▸ Instructions for the task
Using the data that follows, state the number of lines holding the word "vscode", and give no other output.

(Dataset entries)
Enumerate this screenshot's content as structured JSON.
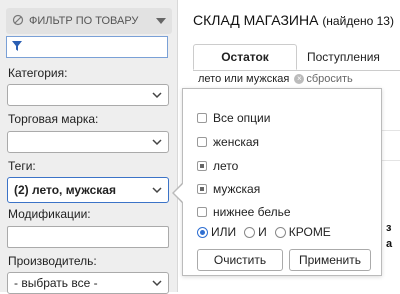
{
  "sidebar": {
    "header_title": "ФИЛЬТР ПО ТОВАРУ",
    "category_label": "Категория:",
    "category_value": "",
    "brand_label": "Торговая марка:",
    "brand_value": "",
    "tags_label": "Теги:",
    "tags_value": "(2) лето, мужская",
    "modifications_label": "Модификации:",
    "modifications_value": "",
    "manufacturer_label": "Производитель:",
    "manufacturer_value": "- выбрать все -"
  },
  "main": {
    "title": "СКЛАД МАГАЗИНА",
    "found": "(найдено 13)",
    "tabs": [
      {
        "label": "Остаток",
        "active": true
      },
      {
        "label": "Поступления",
        "active": false
      }
    ],
    "active_filter": "лето или мужская",
    "reset_label": "сбросить",
    "peek_rows": [
      "з",
      "а"
    ]
  },
  "popup": {
    "options": [
      {
        "label": "Все опции",
        "checked": false
      },
      {
        "label": "женская",
        "checked": false
      },
      {
        "label": "лето",
        "checked": true
      },
      {
        "label": "мужская",
        "checked": true
      },
      {
        "label": "нижнее белье",
        "checked": false
      }
    ],
    "modes": [
      {
        "label": "ИЛИ",
        "selected": true
      },
      {
        "label": "И",
        "selected": false
      },
      {
        "label": "КРОМЕ",
        "selected": false
      }
    ],
    "clear_label": "Очистить",
    "apply_label": "Применить"
  },
  "colors": {
    "accent": "#3b73c7",
    "sidebar_bg": "#eeeeee"
  }
}
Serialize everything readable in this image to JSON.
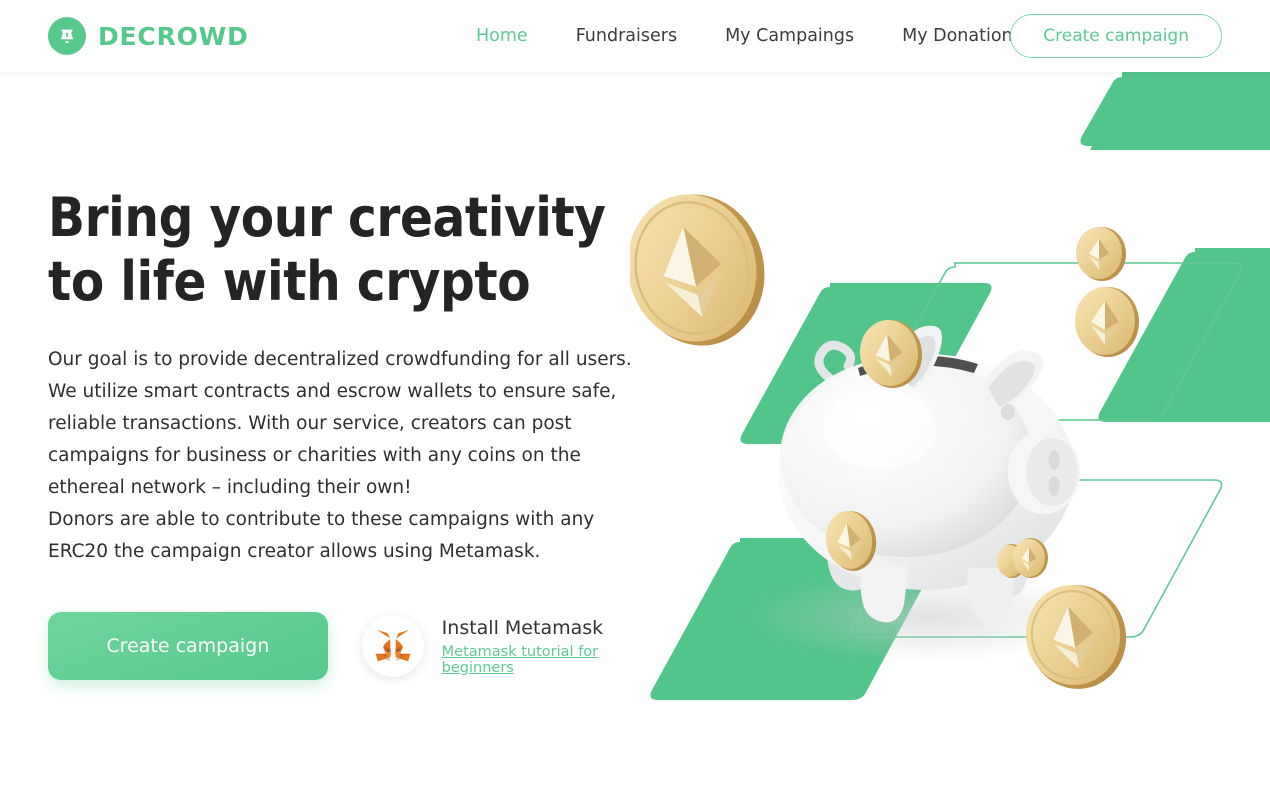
{
  "brand": {
    "name": "DECROWD",
    "logo_icon": "bell-icon",
    "color": "#55c88c"
  },
  "header": {
    "nav": [
      {
        "label": "Home",
        "active": true
      },
      {
        "label": "Fundraisers",
        "active": false
      },
      {
        "label": "My Campaings",
        "active": false
      },
      {
        "label": "My Donations",
        "active": false
      }
    ],
    "cta_label": "Create campaign"
  },
  "hero": {
    "headline": "Bring your creativity to life with crypto",
    "body": "Our goal is to provide decentralized crowdfunding for all users. We utilize smart contracts and escrow wallets to ensure safe, reliable transactions. With our service, creators can post campaigns for business or charities with any coins on the ethereal network – including their own!\nDonors are able to contribute to these campaigns with any ERC20 the campaign creator allows using Metamask.",
    "primary_button_label": "Create campaign",
    "metamask": {
      "icon": "metamask-fox-icon",
      "title": "Install Metamask",
      "link_label": "Metamask tutorial for beginners"
    }
  },
  "illustration": {
    "description": "piggy-bank-with-ethereum-coins",
    "accent_color": "#52c58a",
    "outline_color": "#5fc992",
    "coin_color": "#e9c986"
  }
}
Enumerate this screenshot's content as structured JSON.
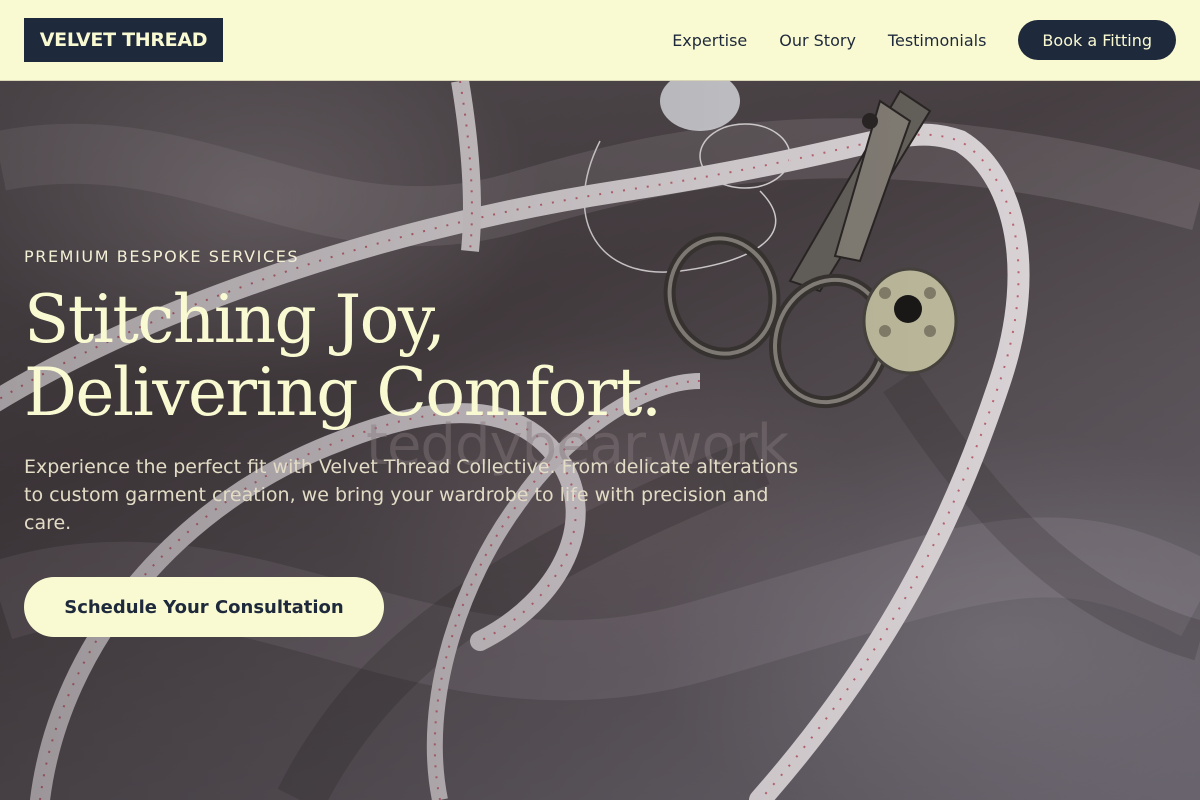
{
  "header": {
    "logo": "VELVET THREAD",
    "nav": [
      "Expertise",
      "Our Story",
      "Testimonials"
    ],
    "cta": "Book a Fitting"
  },
  "hero": {
    "eyebrow": "PREMIUM BESPOKE SERVICES",
    "headline_line1": "Stitching Joy,",
    "headline_line2": "Delivering Comfort.",
    "subtext": "Experience the perfect fit with Velvet Thread Collective. From delicate alterations to custom garment creation, we bring your wardrobe to life with precision and care.",
    "cta": "Schedule Your Consultation",
    "watermark": "teddybear.work"
  },
  "colors": {
    "cream": "#fafad2",
    "navy": "#1e293b"
  },
  "icons": [
    "scissors-icon",
    "bobbin-icon",
    "measuring-tape-icon"
  ]
}
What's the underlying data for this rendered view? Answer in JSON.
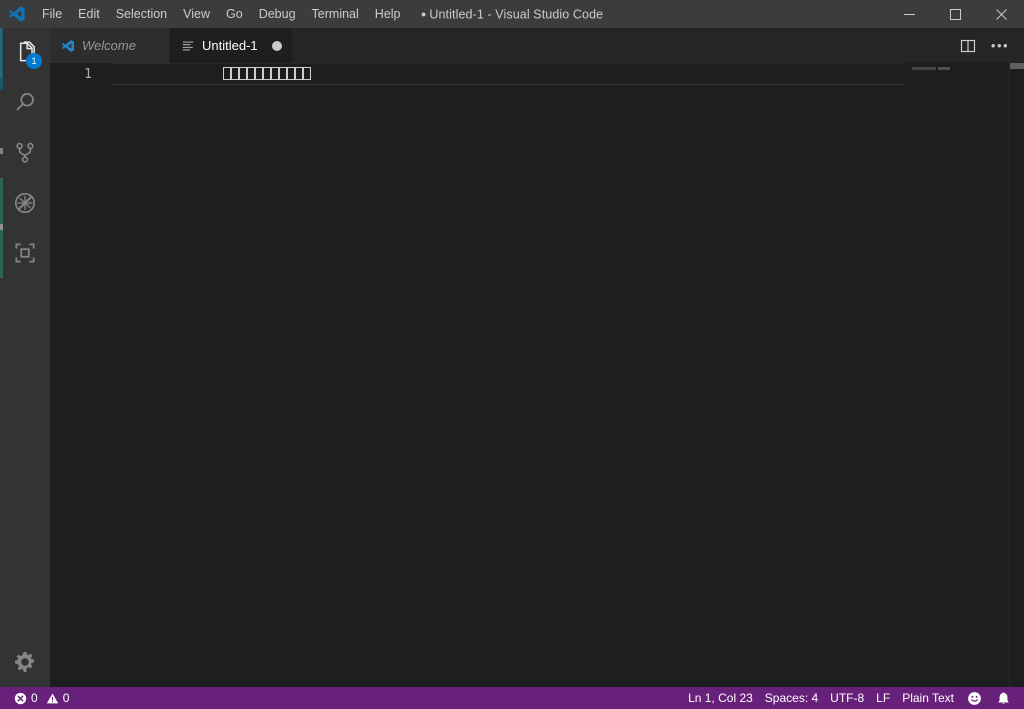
{
  "window": {
    "title": "Untitled-1 - Visual Studio Code",
    "dirty_indicator": "●",
    "logo_icon": "vscode-logo-icon",
    "controls": {
      "minimize": "minimize-icon",
      "maximize": "maximize-icon",
      "close": "close-icon"
    }
  },
  "menubar": {
    "items": [
      {
        "label": "File"
      },
      {
        "label": "Edit"
      },
      {
        "label": "Selection"
      },
      {
        "label": "View"
      },
      {
        "label": "Go"
      },
      {
        "label": "Debug"
      },
      {
        "label": "Terminal"
      },
      {
        "label": "Help"
      }
    ]
  },
  "activitybar": {
    "items": [
      {
        "name": "explorer",
        "icon": "files-icon",
        "active": true,
        "badge": "1"
      },
      {
        "name": "search",
        "icon": "search-icon",
        "active": false,
        "badge": ""
      },
      {
        "name": "source-control",
        "icon": "source-control-icon",
        "active": false,
        "badge": ""
      },
      {
        "name": "debug",
        "icon": "debug-no-icon",
        "active": false,
        "badge": ""
      },
      {
        "name": "extensions",
        "icon": "extensions-icon",
        "active": false,
        "badge": ""
      }
    ],
    "manage": {
      "name": "settings",
      "icon": "gear-icon"
    }
  },
  "tabs": [
    {
      "label": "Welcome",
      "icon": "vscode-logo-icon",
      "active": false,
      "dirty": false
    },
    {
      "label": "Untitled-1",
      "icon": "text-file-icon",
      "active": true,
      "dirty": true
    }
  ],
  "editor_actions": {
    "split": {
      "label": "Split Editor",
      "icon": "split-editor-icon"
    },
    "more": {
      "label": "•••",
      "icon": "more-actions-icon"
    }
  },
  "editor": {
    "line_number": "1",
    "line_text": "❑❑❑❑❑❑❑❑❑❑❑",
    "tofu_count": 11,
    "language_note": "unrenderable characters shown as placeholder boxes"
  },
  "statusbar": {
    "left": [
      {
        "name": "problems",
        "error_icon": "error-circle-icon",
        "error_count": "0",
        "warning_icon": "warning-triangle-icon",
        "warning_count": "0"
      }
    ],
    "right": [
      {
        "name": "cursor-position",
        "label": "Ln 1, Col 23"
      },
      {
        "name": "indentation",
        "label": "Spaces: 4"
      },
      {
        "name": "encoding",
        "label": "UTF-8"
      },
      {
        "name": "eol",
        "label": "LF"
      },
      {
        "name": "language-mode",
        "label": "Plain Text"
      },
      {
        "name": "feedback",
        "label": "",
        "icon": "smiley-icon"
      },
      {
        "name": "notifications",
        "label": "",
        "icon": "bell-icon"
      }
    ]
  },
  "colors": {
    "titlebar_bg": "#3c3c3c",
    "activitybar_bg": "#333333",
    "tabbar_bg": "#252526",
    "tab_inactive_bg": "#2d2d2d",
    "editor_bg": "#1e1e1e",
    "statusbar_bg": "#68217a",
    "badge_bg": "#007acc",
    "accent_blue": "#007acc",
    "foreground": "#cccccc"
  }
}
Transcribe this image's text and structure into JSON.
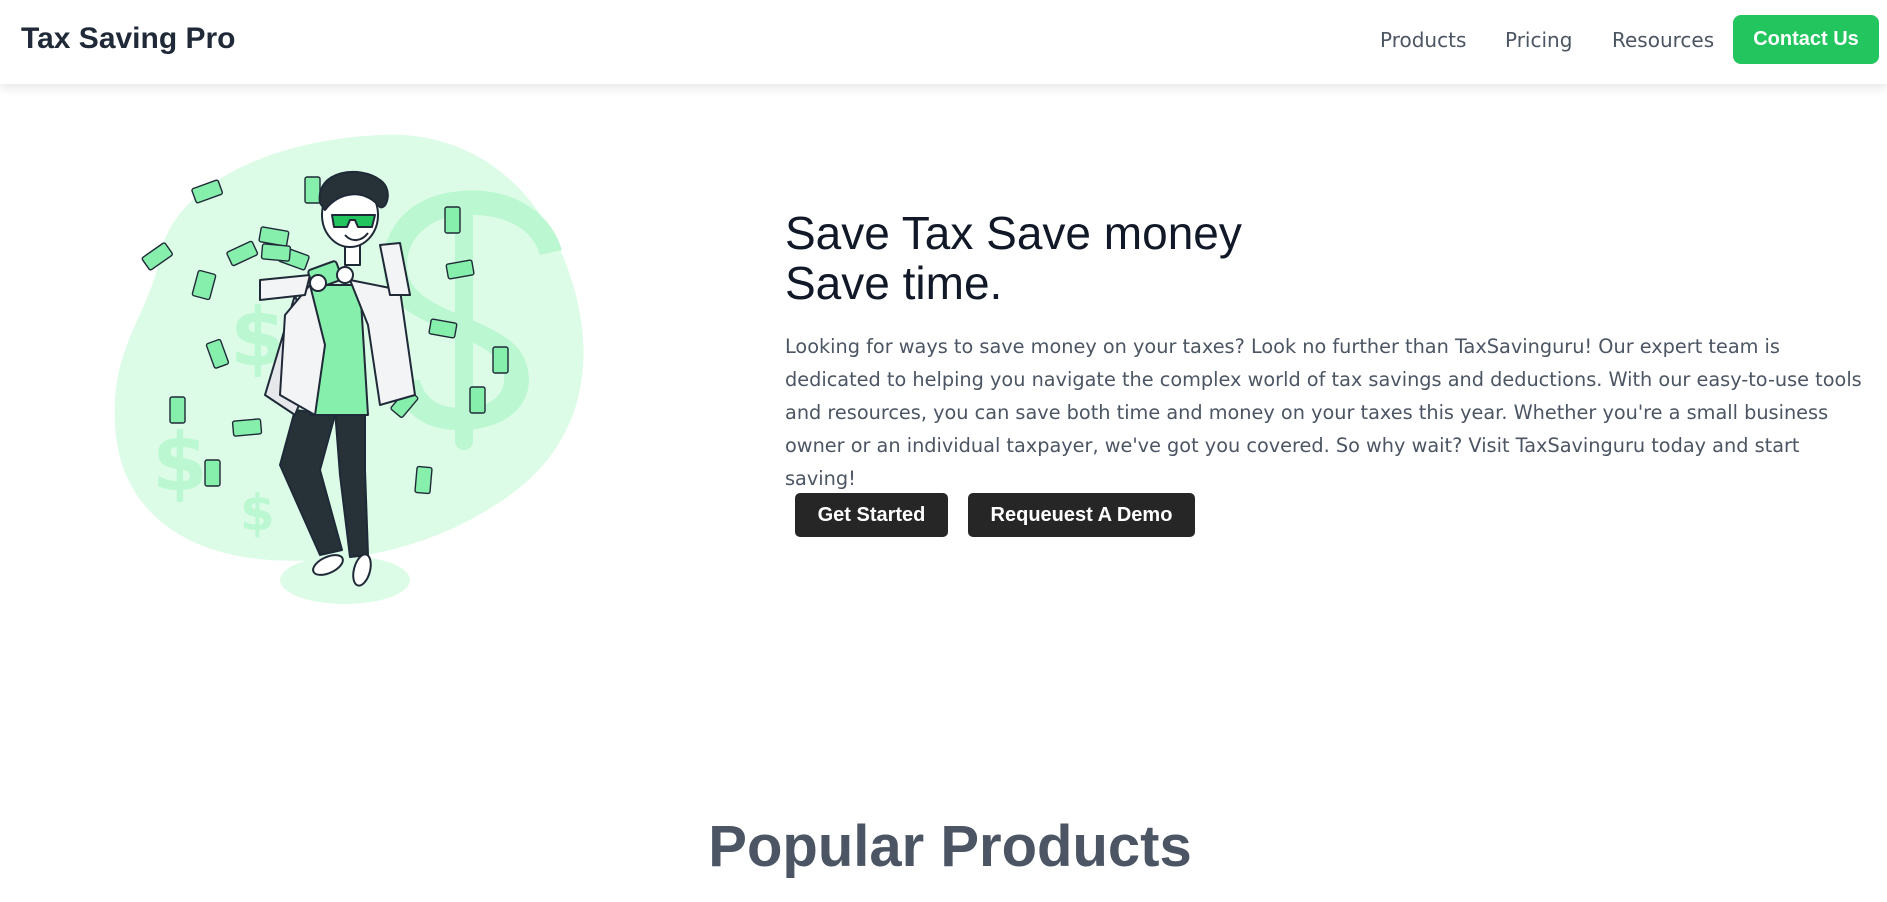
{
  "header": {
    "brand": "Tax Saving Pro",
    "nav": {
      "products": "Products",
      "pricing": "Pricing",
      "resources": "Resources",
      "contact": "Contact Us"
    }
  },
  "hero": {
    "title_line1": "Save Tax Save money",
    "title_line2": "Save time.",
    "description": "Looking for ways to save money on your taxes? Look no further than TaxSavinguru! Our expert team is dedicated to helping you navigate the complex world of tax savings and deductions. With our easy-to-use tools and resources, you can save both time and money on your taxes this year. Whether you're a small business owner or an individual taxpayer, we've got you covered. So why wait? Visit TaxSavinguru today and start saving!",
    "get_started": "Get Started",
    "request_demo": "Requeuest A Demo",
    "illustration": "man-throwing-money-illustration"
  },
  "products": {
    "title": "Popular Products"
  },
  "colors": {
    "accent": "#22c55e",
    "dark_button": "#262626",
    "light_green": "#dcfce7",
    "mid_green": "#bbf7d0",
    "text": "#4b5563"
  }
}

▸ Task answer
2